This task calls for printing every entry exactly.
[Opening DATA TO USE section]
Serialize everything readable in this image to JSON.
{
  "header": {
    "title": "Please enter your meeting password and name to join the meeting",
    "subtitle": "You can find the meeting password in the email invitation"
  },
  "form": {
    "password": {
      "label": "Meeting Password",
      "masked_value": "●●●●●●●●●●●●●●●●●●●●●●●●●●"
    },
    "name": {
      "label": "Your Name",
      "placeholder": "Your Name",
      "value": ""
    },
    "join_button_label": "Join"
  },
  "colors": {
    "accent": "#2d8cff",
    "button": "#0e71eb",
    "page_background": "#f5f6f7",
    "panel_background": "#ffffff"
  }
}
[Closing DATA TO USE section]
= RESPONSE =
Serialize everything readable in this image to JSON.
{
  "header": {
    "title": "Please enter your meeting password and name to join the meeting",
    "subtitle": "You can find the meeting password in the email invitation"
  },
  "form": {
    "password": {
      "label": "Meeting Password",
      "masked_value": "●●●●●●●●●●●●●●●●●●●●●●●●●●"
    },
    "name": {
      "label": "Your Name",
      "placeholder": "Your Name",
      "value": ""
    },
    "join_button_label": "Join"
  },
  "colors": {
    "accent": "#2d8cff",
    "button": "#0e71eb",
    "page_background": "#f5f6f7",
    "panel_background": "#ffffff"
  }
}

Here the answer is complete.